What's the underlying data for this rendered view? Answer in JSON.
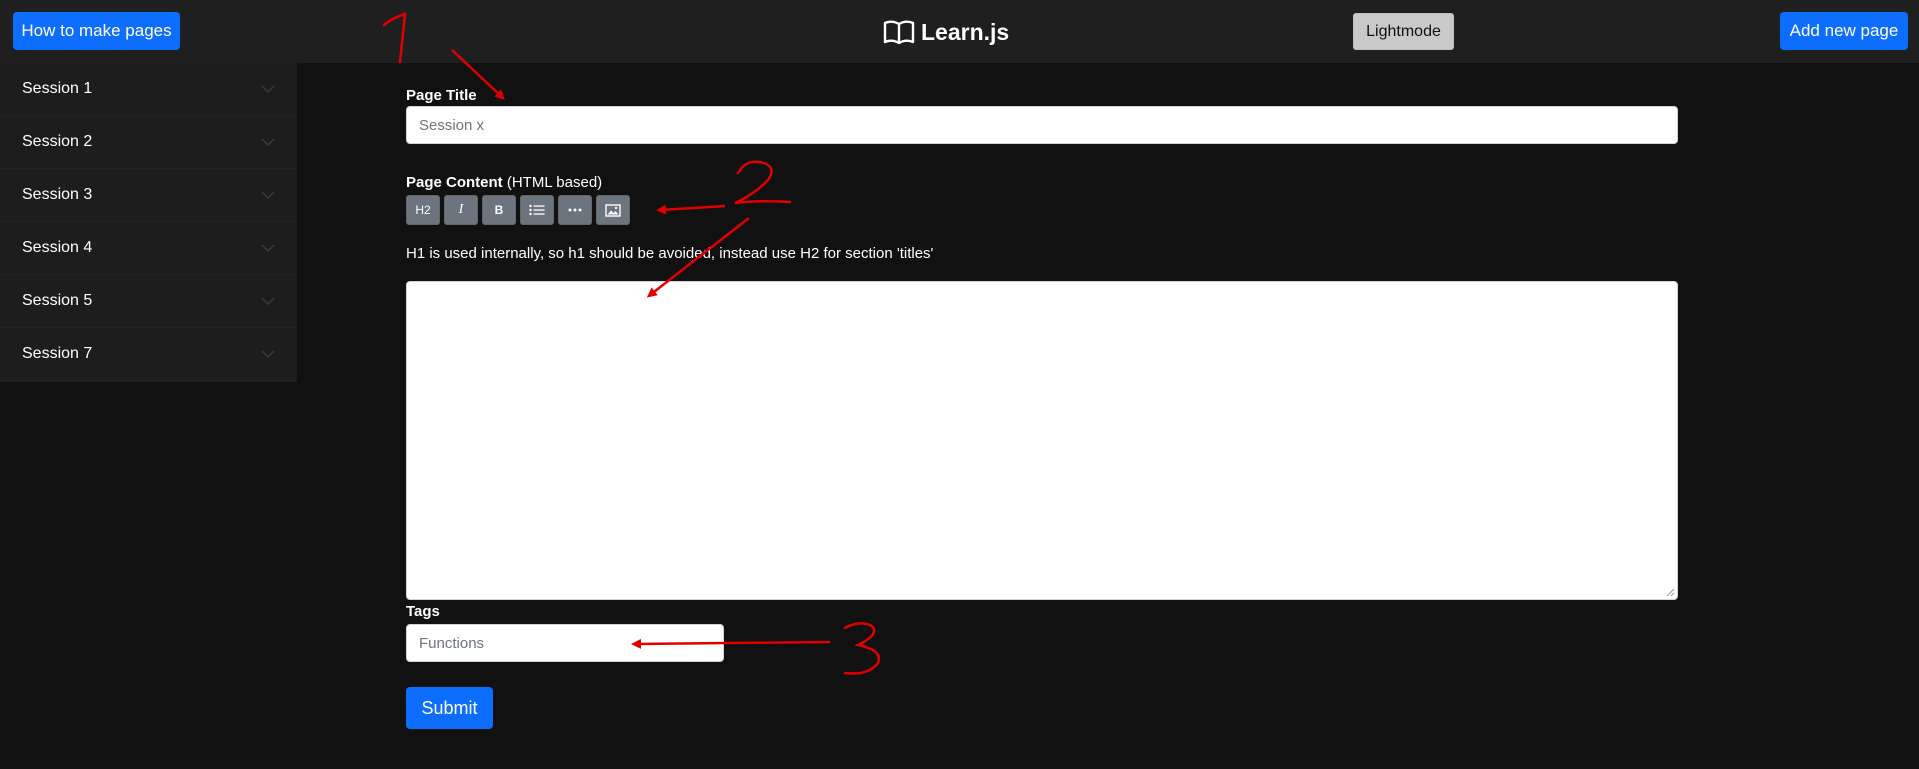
{
  "navbar": {
    "howto_label": "How to make pages",
    "brand": "Learn.js",
    "theme_toggle_label": "Lightmode",
    "add_page_label": "Add new page"
  },
  "sidebar": {
    "items": [
      {
        "label": "Session 1"
      },
      {
        "label": "Session 2"
      },
      {
        "label": "Session 3"
      },
      {
        "label": "Session 4"
      },
      {
        "label": "Session 5"
      },
      {
        "label": "Session 7"
      }
    ]
  },
  "form": {
    "title_label": "Page Title",
    "title_placeholder": "Session x",
    "content_label": "Page Content",
    "content_label_note": "(HTML based)",
    "toolbar": [
      {
        "label": "H2",
        "icon": "h2"
      },
      {
        "label": "I",
        "icon": "italic-icon"
      },
      {
        "label": "B",
        "icon": "bold-icon"
      },
      {
        "label": "",
        "icon": "list-icon"
      },
      {
        "label": "",
        "icon": "more-icon"
      },
      {
        "label": "",
        "icon": "image-icon"
      }
    ],
    "hint": "H1 is used internally, so h1 should be avoided, instead use H2 for section 'titles'",
    "content_value": "",
    "tags_label": "Tags",
    "tags_placeholder": "Functions",
    "submit_label": "Submit"
  },
  "annotations": {
    "color": "#e00000",
    "marks": [
      "1",
      "2",
      "3"
    ]
  },
  "colors": {
    "background": "#111111",
    "navbar": "#1f1f1f",
    "primary": "#0d6efd",
    "toolbar_button": "#6c757d"
  }
}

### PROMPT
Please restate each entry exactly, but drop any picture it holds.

### TASK RESULT
What's the underlying data for this rendered view? Answer in JSON.
{
  "navbar": {
    "howto_label": "How to make pages",
    "brand": "Learn.js",
    "theme_toggle_label": "Lightmode",
    "add_page_label": "Add new page"
  },
  "sidebar": {
    "items": [
      {
        "label": "Session 1"
      },
      {
        "label": "Session 2"
      },
      {
        "label": "Session 3"
      },
      {
        "label": "Session 4"
      },
      {
        "label": "Session 5"
      },
      {
        "label": "Session 7"
      }
    ]
  },
  "form": {
    "title_label": "Page Title",
    "title_placeholder": "Session x",
    "content_label": "Page Content",
    "content_label_note": "(HTML based)",
    "toolbar": [
      {
        "label": "H2",
        "icon": "h2"
      },
      {
        "label": "I",
        "icon": "italic-icon"
      },
      {
        "label": "B",
        "icon": "bold-icon"
      },
      {
        "label": "",
        "icon": "list-icon"
      },
      {
        "label": "",
        "icon": "more-icon"
      },
      {
        "label": "",
        "icon": "image-icon"
      }
    ],
    "hint": "H1 is used internally, so h1 should be avoided, instead use H2 for section 'titles'",
    "content_value": "",
    "tags_label": "Tags",
    "tags_placeholder": "Functions",
    "submit_label": "Submit"
  },
  "annotations": {
    "color": "#e00000",
    "marks": [
      "1",
      "2",
      "3"
    ]
  },
  "colors": {
    "background": "#111111",
    "navbar": "#1f1f1f",
    "primary": "#0d6efd",
    "toolbar_button": "#6c757d"
  }
}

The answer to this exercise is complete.